Challenges in the Accounting & Finance Industry

When it comes to flexibility, the Accounting & Finance industry faces a unique challenge that many others do not. While plenty of businesses are willing to be flexible within the middle two weeks of each month, month end is an entirely different story. Often, people are needed in the office during this time, which impacts the ability to offer flexible working one hundred percent of the time. This doesn't mean that flexible work arrangements aren't a viable option for Accounting teams, it's just a matter of being flexible when the workload allows.

Also, with some companies, we continue to see a bit of hesitancy around flexibility. Often, this comes down to traditional managers who rely on the idea that people can only be managed when they are physically present in the office. The difficulty with this is that there needs to be an element of trust and responsibility for it to work. Employers need to trust that the people they are hiring will work from home and put in the hours. The modern generation of managers tend to have the level and trust and employee flexibility with their teams, as they themselves have been exposed to flexible working throughout their careers.

Summary

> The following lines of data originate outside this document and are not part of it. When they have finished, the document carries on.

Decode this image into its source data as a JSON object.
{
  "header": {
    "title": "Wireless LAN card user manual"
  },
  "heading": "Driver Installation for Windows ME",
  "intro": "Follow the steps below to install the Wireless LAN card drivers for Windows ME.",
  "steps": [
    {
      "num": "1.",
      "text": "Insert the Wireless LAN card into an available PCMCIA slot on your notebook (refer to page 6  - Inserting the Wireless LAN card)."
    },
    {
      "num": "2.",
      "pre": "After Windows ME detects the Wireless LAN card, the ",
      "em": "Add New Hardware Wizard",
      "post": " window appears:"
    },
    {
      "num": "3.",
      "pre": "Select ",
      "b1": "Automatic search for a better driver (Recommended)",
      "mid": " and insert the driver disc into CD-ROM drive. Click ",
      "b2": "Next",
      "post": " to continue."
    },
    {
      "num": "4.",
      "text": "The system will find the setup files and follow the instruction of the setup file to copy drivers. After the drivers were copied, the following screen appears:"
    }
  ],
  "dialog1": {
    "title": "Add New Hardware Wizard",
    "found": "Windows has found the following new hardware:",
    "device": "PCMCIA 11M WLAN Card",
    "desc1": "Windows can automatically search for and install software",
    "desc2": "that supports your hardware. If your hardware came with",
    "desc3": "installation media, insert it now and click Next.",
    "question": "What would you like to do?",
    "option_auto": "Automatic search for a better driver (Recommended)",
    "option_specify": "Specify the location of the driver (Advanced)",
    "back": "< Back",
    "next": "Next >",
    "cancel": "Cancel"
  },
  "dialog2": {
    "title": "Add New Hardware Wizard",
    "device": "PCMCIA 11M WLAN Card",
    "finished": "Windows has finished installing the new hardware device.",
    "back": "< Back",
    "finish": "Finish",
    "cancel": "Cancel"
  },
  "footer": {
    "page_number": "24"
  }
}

There is no doubt that flexibility in the workforce needs to be a part of talent attraction strategies moving forward, especially with technological advancements that enable a remote workforce – it’s simply a matter of both sides being flexible. For more insights into the Economic & Labour Market, download the 2018 Beyond Recruitment Economic & Labour Report today. Or if you are looking at securing the very best Accounting & Finance talent for your team, get in touch here.